During my entire tenure as a white belt, I came to the dojo fully geared up in gi and pre-tied belt. I would tie the belt at home because it took me fifteen minutes to figure out how to get the damned thing on. Every. Time. It took me nearly three months to figure that thing out.

There is nothing quite so unflattering to the female form as a gi.

Usually when someone tests for their yellow belt (the first colored belt after white), the senseis go easy on them. They’ll get tested in another room, or in the corner where no one else is paying attention to them. Not me. My teacher decided to test me in front of everyone. Li’l old white-belty me.

Thank goodness he hasn’t done that since.

So proud of this yellow belt! I finally wasn’t a newb anymore.

I moved through the rest of the beginner belts at a decent clip. Each of the beginner belts required a minimum of fifteen classes before you could test (and you had to prove you knew your stuff before they’d consider it). I was always ready by then, if not sooner.

White, yellow, orange, and purple. These are the belts of Beginner Kempo Jiujitsu.

At our dojo, most of the tests are low-key and unofficial. You have to be able to do the required techniques and form efficiently and well, but the tests generally don’t take longer than fifteen minutes or so.

We do, however, have milestone tests that are longer and harder. You have to show that you know all of the techniques and forms up to that point. There is also physical training involved: drills, sparring, burpees, push-ups, and all kinds of other tests. You first experience this at Blue Belt (the transition from beginner to intermediate).

I was not prepared for the intensity of the Blue Belt test. If I’m being honest, I think my classmate and I were both tested harder than some others have been since. They put us through our paces, and I wasn’t ready for it. I wasn’t completely unprepared, but whatever I was expecting, it wasn’t what I experienced.

But it was a good experience.

My blue belt: this was when I realized I was in this for the long haul. 

At First-Degree Green Belt, my next rank promotion is Brown Belt.
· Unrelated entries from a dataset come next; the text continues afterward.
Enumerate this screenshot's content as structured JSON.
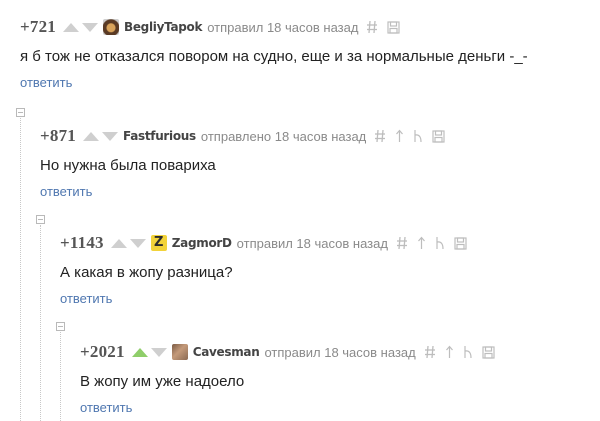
{
  "comments": [
    {
      "rating": "+721",
      "avatar": "",
      "user": "BegliyTapok",
      "action": "отправил 18 часов назад",
      "text": "я б тож не отказался повором на судно, еще и за нормальные деньги -_-",
      "reply": "ответить"
    },
    {
      "rating": "+871",
      "avatar": "",
      "user": "Fastfurious",
      "action": "отправлено 18 часов назад",
      "text": "Но нужна была повариха",
      "reply": "ответить"
    },
    {
      "rating": "+1143",
      "avatar": "Z",
      "user": "ZagmorD",
      "action": "отправил 18 часов назад",
      "text": "А какая в жопу разница?",
      "reply": "ответить"
    },
    {
      "rating": "+2021",
      "avatar": "",
      "user": "Cavesman",
      "action": "отправил 18 часов назад",
      "text": "В жопу им уже надоело",
      "reply": "ответить"
    }
  ],
  "icons": {
    "link": "hash-icon",
    "save": "save-icon",
    "parent": "arrow-up-icon",
    "branch": "branch-icon",
    "collapse": "collapse-icon",
    "upvote": "upvote-icon",
    "downvote": "downvote-icon"
  },
  "colors": {
    "reply_link": "#4f77b0",
    "upvote_active": "#8fce6a",
    "vote_inactive": "#cfcfcf"
  }
}
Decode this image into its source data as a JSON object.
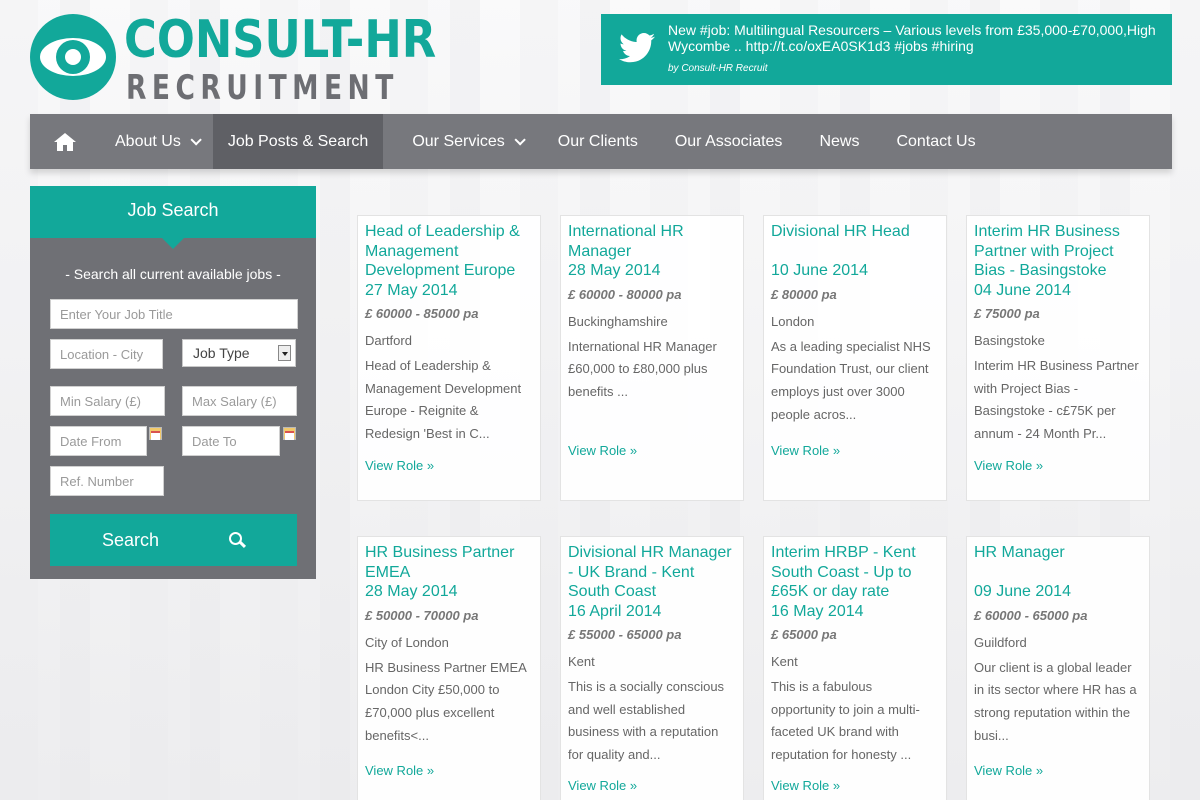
{
  "logo": {
    "title": "CONSULT-HR",
    "subtitle": "RECRUITMENT"
  },
  "tweet": {
    "text": "New #job: Multilingual Resourcers – Various levels from £35,000-£70,000,High Wycombe .. http://t.co/oxEA0SK1d3 #jobs #hiring",
    "author": "by Consult-HR Recruit"
  },
  "nav": {
    "items": [
      {
        "label": "About Us",
        "dropdown": true
      },
      {
        "label": "Job Posts & Search",
        "active": true
      },
      {
        "label": "Our Services",
        "dropdown": true
      },
      {
        "label": "Our Clients"
      },
      {
        "label": "Our Associates"
      },
      {
        "label": "News"
      },
      {
        "label": "Contact Us"
      }
    ]
  },
  "job_search": {
    "heading": "Job Search",
    "description": "- Search all current available jobs -",
    "job_title_placeholder": "Enter Your Job Title",
    "location_placeholder": "Location - City",
    "job_type": "Job Type",
    "min_salary_placeholder": "Min Salary (£)",
    "max_salary_placeholder": "Max Salary (£)",
    "date_from_placeholder": "Date From",
    "date_to_placeholder": "Date To",
    "ref_placeholder": "Ref. Number",
    "search_label": "Search"
  },
  "jobs": [
    {
      "title": "Head of Leadership & Management Development Europe",
      "date": "27 May 2014",
      "salary": "£ 60000 - 85000 pa",
      "location": "Dartford",
      "description": "Head of Leadership & Management Development Europe - Reignite & Redesign 'Best in C...",
      "link": "View Role »"
    },
    {
      "title": "International HR Manager",
      "date": "28 May 2014",
      "salary": "£ 60000 - 80000 pa",
      "location": "Buckinghamshire",
      "description": "International HR Manager £60,000 to £80,000 plus benefits ...",
      "link": "View Role »"
    },
    {
      "title": "Divisional HR Head",
      "date": "10 June 2014",
      "salary": "£ 80000 pa",
      "location": "London",
      "description": "As a leading specialist NHS Foundation Trust, our client employs just over 3000 people acros...",
      "link": "View Role »"
    },
    {
      "title": "Interim HR Business Partner with Project Bias - Basingstoke",
      "date": "04 June 2014",
      "salary": "£ 75000 pa",
      "location": "Basingstoke",
      "description": "Interim HR Business Partner with Project Bias - Basingstoke - c£75K per annum - 24 Month Pr...",
      "link": "View Role »"
    },
    {
      "title": "HR Business Partner EMEA",
      "date": "28 May 2014",
      "salary": "£ 50000 - 70000 pa",
      "location": "City of London",
      "description": "HR Business Partner EMEA London City £50,000 to £70,000 plus excellent benefits<...",
      "link": "View Role »"
    },
    {
      "title": "Divisional HR Manager - UK Brand - Kent South Coast",
      "date": "16 April 2014",
      "salary": "£ 55000 - 65000 pa",
      "location": "Kent",
      "description": "This is a socially conscious and well established business with a reputation for quality and...",
      "link": "View Role »"
    },
    {
      "title": "Interim HRBP - Kent South Coast - Up to £65K or day rate",
      "date": "16 May 2014",
      "salary": "£ 65000 pa",
      "location": "Kent",
      "description": "This is a fabulous opportunity to join a multi-faceted UK brand with reputation for honesty ...",
      "link": "View Role »"
    },
    {
      "title": "HR Manager",
      "date": "09 June 2014",
      "salary": "£ 60000 - 65000 pa",
      "location": "Guildford",
      "description": "Our client is a global leader in its sector where HR has a strong reputation within the busi...",
      "link": "View Role »"
    }
  ],
  "colors": {
    "accent": "#12a89a",
    "nav": "#77787d",
    "nav_active": "#5f6065",
    "panel": "#6f7075"
  }
}
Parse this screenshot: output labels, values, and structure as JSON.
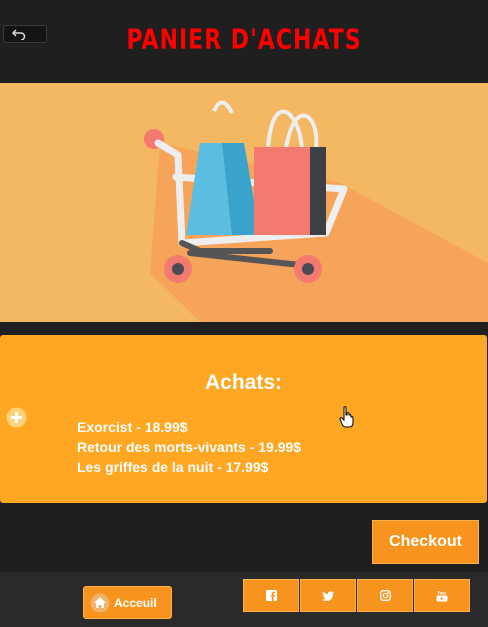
{
  "header": {
    "title": "PANIER D'ACHATS",
    "back_icon": "undo-arrow-icon"
  },
  "hero": {
    "illustration": "shopping-cart-with-bags",
    "colors": {
      "background": "#f4b862",
      "shadow": "#f6a45a",
      "bag_blue": "#5bbde0",
      "bag_red": "#f27a6f",
      "wheel": "#f27a6f"
    }
  },
  "purchases": {
    "title": "Achats:",
    "add_icon": "plus-circle-icon",
    "items": [
      "Exorcist - 18.99$",
      "Retour des morts-vivants - 19.99$",
      "Les griffes de la nuit - 17.99$"
    ]
  },
  "checkout": {
    "label": "Checkout"
  },
  "footer": {
    "home_label": "Acceuil",
    "home_icon": "home-icon",
    "social": [
      "facebook-icon",
      "twitter-icon",
      "instagram-icon",
      "youtube-icon"
    ]
  },
  "colors": {
    "accent": "#f7941d",
    "panel": "#ffa722",
    "background": "#1f1f1f",
    "title": "#ff0000"
  }
}
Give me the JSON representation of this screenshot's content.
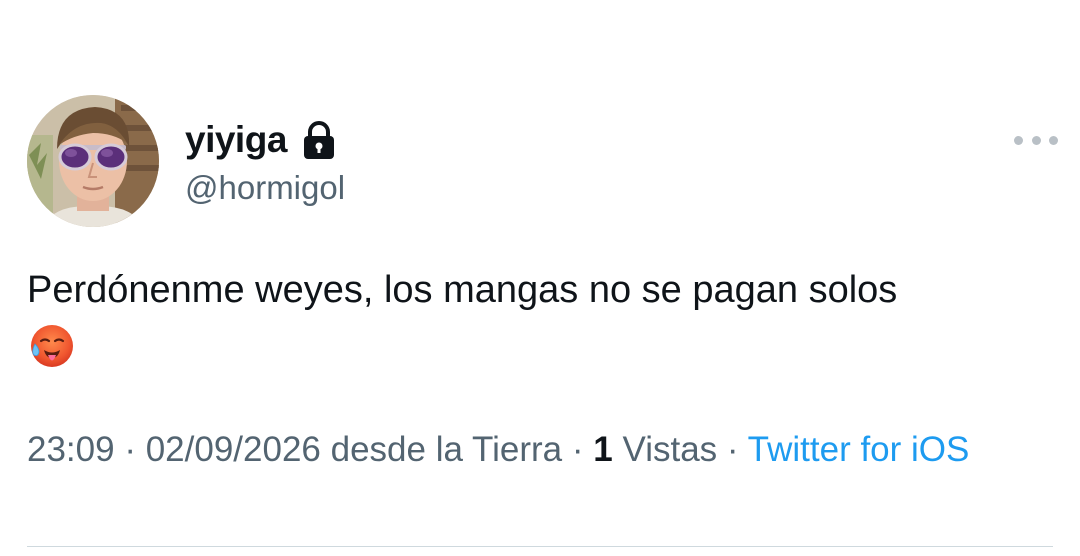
{
  "user": {
    "display_name": "yiyiga",
    "handle": "@hormigol",
    "protected_icon": "lock-icon",
    "avatar_icon": "avatar-photo"
  },
  "more_icon": "more-horizontal-icon",
  "tweet": {
    "text": "Perdónenme weyes, los mangas no se pagan solos",
    "emoji": "hot-face-emoji"
  },
  "meta": {
    "time": "23:09",
    "date": "02/09/2026",
    "location": "desde la Tierra",
    "sep": "·",
    "views_count": "1",
    "views_label": "Vistas",
    "source": "Twitter for iOS"
  },
  "colors": {
    "text": "#0f1419",
    "secondary": "#536471",
    "link": "#1d9bf0",
    "divider": "#cfd9de"
  }
}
There are no more low-key, unofficial tests for me. Everything from here on out is considered a milestone test. For every stripe (three for brown), and color promotion thereafter (black and its red stripes) each test will be a long, difficult process of remembering everything and being pushed to my physical limits.

At Kempo camp this past August, my sparring partner and I (the one in black) run a technique while Sensei watches. Picture courtesy of Martial Way Self Defense.

This time, I’m in no rush to test. Since I’m taking it slow, I have the chance to enjoy the process. I can fine-tune my punching/blocking/kicking techniques. I can start practicing everything on the left instead of playing it safe and doing everything on the right. I can help the lower ranks on the things they’re learning. Because helping them helps me.

I am so immensely grateful I found this dojo and the community that is thriving there. As a non-sporty person, this is really my first experience pushing myself like this. It is fun and challenging. There is always something new to learn, and always another way to push yourself a little farther. If that’s what you want to do.

I once again get scared and excited to think about the Brown Belt test. It will be a huge accomplishment when I receive that promotion.

But for now, I’m happy just to go and kick the living shit out of a kick shield of an evening.

I prefer to keep my eyes shut when getting elbowed in the jaw. Adds to the excitement (photo courtesy of Martial Way Self Defense).